[Items from a dataset]
..............................

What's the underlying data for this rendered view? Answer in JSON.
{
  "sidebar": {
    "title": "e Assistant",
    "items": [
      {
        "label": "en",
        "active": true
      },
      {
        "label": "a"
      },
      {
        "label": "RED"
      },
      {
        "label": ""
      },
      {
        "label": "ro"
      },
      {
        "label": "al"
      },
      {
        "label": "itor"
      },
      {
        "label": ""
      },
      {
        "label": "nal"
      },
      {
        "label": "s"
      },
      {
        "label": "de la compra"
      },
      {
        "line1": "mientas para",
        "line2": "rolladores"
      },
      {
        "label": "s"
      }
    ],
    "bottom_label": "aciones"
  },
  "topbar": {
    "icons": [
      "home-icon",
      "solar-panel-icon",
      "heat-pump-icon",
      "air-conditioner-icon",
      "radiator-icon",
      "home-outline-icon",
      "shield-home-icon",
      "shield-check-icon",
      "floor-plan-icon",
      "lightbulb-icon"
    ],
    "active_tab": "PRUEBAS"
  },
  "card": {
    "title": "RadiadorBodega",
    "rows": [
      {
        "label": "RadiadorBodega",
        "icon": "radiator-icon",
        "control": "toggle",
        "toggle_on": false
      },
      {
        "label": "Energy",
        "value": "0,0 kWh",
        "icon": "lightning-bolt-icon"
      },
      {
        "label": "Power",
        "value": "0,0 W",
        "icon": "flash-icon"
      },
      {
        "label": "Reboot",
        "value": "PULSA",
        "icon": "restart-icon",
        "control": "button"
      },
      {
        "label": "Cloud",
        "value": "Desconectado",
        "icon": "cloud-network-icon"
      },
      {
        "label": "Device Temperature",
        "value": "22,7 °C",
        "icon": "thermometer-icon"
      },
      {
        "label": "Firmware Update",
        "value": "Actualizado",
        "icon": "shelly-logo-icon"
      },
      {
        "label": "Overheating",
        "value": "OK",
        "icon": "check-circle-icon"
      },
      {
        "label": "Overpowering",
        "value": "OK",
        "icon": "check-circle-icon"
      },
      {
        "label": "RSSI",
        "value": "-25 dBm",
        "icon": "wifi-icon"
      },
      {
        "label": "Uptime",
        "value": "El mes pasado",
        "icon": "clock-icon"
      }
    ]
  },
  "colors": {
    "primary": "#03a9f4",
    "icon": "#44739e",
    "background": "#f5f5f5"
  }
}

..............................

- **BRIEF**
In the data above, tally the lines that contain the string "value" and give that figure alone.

- **RESULT OF THE TASK**
10